Wednesday, December 21, 2016

The Santa Barbara Historical Museum

"So where are you from?"


"And how did you find out about us?"

"Um . . . .  well . . . I lived here for twenty-seven years, but never got over here."

The young woman smiled.  "Welcome home," she said.

Typical, huh?

  I always wanted to check this little museum out.  After all, I love history, but "living" in a place and "visiting" it, are two very different things.  I was often a tour guide when out-of-town family and friends came to visit, but I was never a tourist myself.  I had a standard route:  Courthouse, Mission, Stearns Wharf and the Beach.  The Botanic Garden if they stayed longer.  Maybe the Art Museum.  But never this tiny little adobe on East De La Guerra Street.


Because Santa Barbara, California is steeped in history.

This quote from President Kennedy is so true.  I didn't move to California until I was in my twenties.  I grew up in Kansas and sure enough, I was taught that our nation's roots began with the Pilgrims.

  The Spanish explorers?  The Native Indians?  What about their stories?  Nope.  Nada.  It's as if they never existed.

If you go to Santa Barbara, this little museum is a great place to start your tour.  For one thing, it's free.  It's also very small so it won't take very long to walk through.  How I wish I had taken my out-of-town friends here.  Their understanding of this beautiful historical town would have been much more meaningful.

The exhibits begin with the Chumash Indians who lived here long before the Europeans arrived.  Then, of course, it moves to the Mission Era and the Spanish influence of the padres and the settlers.

During my travels up and down California to see the missions, I have often wondered why Spain didn't try to colonize the pueblos with immigrants from Europe.  Well, the above painting provided the answer to that one.  Because it was extremely perilous, that's why.  They had to either cross the thick jungle of Panama or sail around Cape Horn.

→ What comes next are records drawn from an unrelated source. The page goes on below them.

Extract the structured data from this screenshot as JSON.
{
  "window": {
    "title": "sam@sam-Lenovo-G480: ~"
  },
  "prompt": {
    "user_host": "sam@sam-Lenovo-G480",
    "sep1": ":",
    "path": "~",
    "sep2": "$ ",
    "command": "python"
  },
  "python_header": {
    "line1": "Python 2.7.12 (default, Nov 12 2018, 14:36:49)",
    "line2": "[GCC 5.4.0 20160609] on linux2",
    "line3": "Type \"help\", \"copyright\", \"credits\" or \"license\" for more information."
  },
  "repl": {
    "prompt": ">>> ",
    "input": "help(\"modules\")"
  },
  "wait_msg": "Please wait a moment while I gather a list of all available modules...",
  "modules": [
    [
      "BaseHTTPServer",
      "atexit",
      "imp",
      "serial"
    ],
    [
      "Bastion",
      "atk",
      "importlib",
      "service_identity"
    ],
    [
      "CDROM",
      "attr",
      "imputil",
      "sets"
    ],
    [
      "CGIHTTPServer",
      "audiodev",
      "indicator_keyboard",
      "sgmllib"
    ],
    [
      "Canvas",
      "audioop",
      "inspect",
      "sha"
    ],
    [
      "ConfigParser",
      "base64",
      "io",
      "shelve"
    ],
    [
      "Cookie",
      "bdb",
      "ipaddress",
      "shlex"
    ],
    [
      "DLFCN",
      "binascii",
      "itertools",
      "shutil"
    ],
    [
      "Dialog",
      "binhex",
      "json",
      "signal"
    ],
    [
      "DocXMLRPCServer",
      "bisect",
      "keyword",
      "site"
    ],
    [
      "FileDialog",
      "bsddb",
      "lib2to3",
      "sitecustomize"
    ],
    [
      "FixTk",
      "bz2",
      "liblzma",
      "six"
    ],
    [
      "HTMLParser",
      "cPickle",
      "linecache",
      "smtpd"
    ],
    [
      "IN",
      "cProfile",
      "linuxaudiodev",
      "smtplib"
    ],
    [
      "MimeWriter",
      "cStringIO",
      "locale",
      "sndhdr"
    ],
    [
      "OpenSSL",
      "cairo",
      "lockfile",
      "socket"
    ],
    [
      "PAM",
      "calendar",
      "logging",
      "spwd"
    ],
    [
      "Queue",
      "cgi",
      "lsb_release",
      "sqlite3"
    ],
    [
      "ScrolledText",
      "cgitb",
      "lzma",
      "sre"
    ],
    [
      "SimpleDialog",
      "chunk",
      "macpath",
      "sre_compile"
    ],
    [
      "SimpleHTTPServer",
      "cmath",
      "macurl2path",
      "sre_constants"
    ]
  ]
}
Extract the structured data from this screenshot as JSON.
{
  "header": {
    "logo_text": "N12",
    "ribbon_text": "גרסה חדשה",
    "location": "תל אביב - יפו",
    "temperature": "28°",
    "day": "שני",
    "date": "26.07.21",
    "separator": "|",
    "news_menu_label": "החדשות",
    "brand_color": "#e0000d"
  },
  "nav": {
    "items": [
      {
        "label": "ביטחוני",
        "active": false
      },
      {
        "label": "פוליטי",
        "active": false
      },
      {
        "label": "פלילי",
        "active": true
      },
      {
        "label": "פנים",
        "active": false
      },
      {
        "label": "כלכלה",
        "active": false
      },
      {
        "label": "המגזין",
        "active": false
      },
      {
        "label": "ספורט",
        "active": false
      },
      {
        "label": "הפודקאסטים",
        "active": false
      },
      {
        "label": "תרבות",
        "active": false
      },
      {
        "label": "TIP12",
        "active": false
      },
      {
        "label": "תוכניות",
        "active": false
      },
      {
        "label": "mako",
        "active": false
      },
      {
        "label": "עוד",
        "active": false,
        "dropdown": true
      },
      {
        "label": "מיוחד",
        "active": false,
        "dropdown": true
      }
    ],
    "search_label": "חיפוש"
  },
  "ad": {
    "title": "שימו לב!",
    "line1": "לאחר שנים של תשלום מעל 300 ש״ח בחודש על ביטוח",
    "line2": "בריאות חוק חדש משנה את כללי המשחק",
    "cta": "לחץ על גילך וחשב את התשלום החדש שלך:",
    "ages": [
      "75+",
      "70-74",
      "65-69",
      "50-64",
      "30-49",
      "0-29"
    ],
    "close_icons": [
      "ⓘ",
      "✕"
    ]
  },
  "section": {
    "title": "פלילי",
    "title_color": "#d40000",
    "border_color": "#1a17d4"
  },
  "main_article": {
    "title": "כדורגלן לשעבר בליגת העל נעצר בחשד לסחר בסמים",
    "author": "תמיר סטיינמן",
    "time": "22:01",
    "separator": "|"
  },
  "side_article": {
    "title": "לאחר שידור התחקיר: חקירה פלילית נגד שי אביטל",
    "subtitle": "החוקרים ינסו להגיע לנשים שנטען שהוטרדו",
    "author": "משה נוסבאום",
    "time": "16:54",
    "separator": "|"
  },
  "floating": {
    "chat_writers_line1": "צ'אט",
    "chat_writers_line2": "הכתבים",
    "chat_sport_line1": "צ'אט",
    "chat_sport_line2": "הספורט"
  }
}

The museum covers not only the Spanish families who eventually settled here, but other immigrants, especially those from China and Japan.  There are wonderful photographs and fascinating exhibits of these eras, now long gone (and largely forgotten).

The earthquake of 1925 changed the look of Santa Barbara forever.  Those big Victorian buildings were replaced with Spanish Colonial ones.   This became the city's standard and a strict architectural review board was put into place.  If you wanted to build here, you better submit plans for a white building with a red tile roof, accented with wrought iron, bougainvillea and colorful tile.

Of course, this is what makes Santa Barbara so special.  The museum itself is the epitome of this style.  After touring inside, be sure to go out back to the patio area.  Then continue your exploration into the city.

I loved living in Santa Barbara, but you know what?  Being a tourist here is pretty darn fun.

No comments:

Post a Comment